◆ **PROBLEM**
Answer with a single number stating how many lines of the entries below include the string "Output".

◆ **MATERIAL PROVIDED**
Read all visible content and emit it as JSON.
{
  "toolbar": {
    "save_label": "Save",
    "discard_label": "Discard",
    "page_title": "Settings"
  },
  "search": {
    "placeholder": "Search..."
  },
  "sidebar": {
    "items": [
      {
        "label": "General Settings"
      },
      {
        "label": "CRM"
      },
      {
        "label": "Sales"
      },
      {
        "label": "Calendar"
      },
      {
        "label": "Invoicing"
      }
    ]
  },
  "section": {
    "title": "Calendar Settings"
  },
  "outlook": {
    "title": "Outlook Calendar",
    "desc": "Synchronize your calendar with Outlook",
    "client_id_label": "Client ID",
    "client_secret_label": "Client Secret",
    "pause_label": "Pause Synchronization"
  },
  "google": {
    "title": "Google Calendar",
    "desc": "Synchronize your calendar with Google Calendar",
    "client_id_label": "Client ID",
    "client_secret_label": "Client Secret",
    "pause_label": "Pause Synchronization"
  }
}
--
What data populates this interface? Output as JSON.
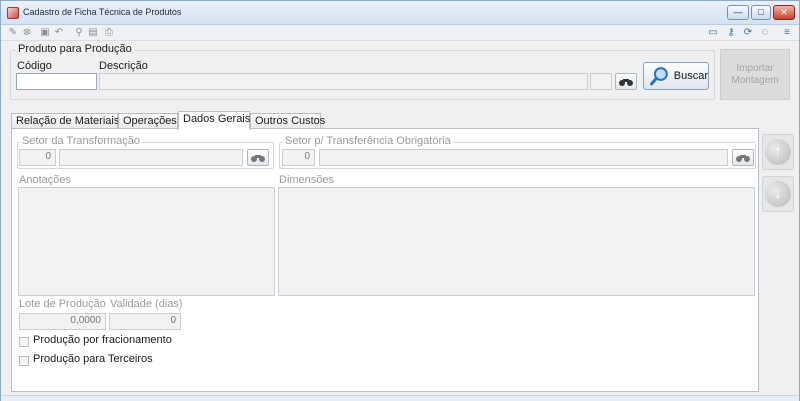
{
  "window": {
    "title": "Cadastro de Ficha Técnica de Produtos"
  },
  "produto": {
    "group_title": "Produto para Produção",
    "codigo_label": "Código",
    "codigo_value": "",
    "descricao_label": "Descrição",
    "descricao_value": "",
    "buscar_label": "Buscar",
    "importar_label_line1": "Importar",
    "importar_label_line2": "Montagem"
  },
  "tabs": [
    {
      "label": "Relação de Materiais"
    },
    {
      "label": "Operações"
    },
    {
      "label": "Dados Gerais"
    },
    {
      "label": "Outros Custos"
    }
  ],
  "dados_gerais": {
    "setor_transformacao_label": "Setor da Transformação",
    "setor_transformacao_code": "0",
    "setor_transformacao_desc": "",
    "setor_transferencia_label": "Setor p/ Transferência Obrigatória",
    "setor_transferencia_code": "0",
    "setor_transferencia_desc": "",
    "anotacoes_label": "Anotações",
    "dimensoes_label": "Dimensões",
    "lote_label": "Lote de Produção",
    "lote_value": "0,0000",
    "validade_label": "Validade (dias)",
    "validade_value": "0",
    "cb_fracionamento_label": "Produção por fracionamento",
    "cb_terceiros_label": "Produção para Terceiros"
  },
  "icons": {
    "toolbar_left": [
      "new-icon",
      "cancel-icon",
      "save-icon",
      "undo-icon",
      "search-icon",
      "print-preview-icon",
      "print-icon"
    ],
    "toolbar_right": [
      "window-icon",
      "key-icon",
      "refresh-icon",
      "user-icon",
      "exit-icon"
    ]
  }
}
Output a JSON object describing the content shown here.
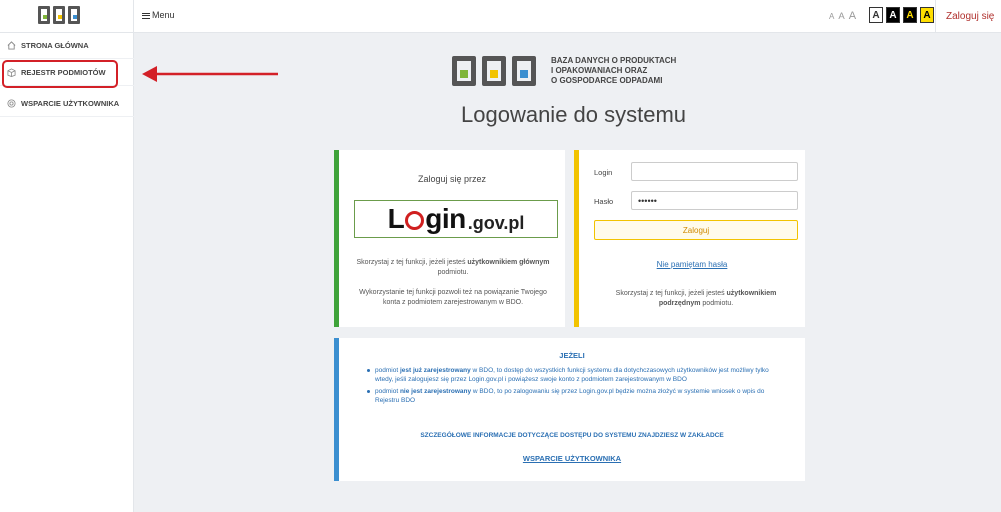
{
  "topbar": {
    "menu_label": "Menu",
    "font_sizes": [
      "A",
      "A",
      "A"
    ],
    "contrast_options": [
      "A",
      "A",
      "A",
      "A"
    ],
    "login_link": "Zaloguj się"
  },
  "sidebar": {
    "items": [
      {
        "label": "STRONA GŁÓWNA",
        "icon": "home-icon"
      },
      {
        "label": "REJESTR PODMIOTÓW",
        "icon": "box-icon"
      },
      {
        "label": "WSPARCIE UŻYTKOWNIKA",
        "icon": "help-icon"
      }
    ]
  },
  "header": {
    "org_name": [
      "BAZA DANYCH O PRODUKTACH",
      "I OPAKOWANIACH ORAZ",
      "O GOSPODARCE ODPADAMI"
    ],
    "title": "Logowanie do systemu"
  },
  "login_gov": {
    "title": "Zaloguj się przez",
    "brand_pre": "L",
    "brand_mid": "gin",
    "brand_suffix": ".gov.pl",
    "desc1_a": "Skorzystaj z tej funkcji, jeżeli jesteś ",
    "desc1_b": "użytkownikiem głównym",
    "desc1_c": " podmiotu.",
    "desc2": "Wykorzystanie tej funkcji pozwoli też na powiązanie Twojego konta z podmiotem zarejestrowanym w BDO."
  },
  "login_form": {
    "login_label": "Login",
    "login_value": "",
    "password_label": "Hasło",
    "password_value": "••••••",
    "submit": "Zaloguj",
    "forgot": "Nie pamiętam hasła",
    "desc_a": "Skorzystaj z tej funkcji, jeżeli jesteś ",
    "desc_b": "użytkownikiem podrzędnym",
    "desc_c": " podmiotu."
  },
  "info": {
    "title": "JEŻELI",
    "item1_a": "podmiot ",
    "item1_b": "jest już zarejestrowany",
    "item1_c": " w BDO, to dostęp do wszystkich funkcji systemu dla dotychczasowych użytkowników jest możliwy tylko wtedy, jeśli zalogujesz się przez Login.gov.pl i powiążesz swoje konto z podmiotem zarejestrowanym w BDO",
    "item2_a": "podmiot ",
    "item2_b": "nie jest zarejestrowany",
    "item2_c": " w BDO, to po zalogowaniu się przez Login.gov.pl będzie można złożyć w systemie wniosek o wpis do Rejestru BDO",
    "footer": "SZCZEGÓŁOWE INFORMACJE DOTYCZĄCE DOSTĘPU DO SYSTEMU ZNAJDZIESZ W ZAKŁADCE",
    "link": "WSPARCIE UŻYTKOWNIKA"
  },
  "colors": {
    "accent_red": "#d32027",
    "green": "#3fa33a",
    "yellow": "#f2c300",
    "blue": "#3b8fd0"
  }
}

◆ **WRITTEN SOLUTION**
2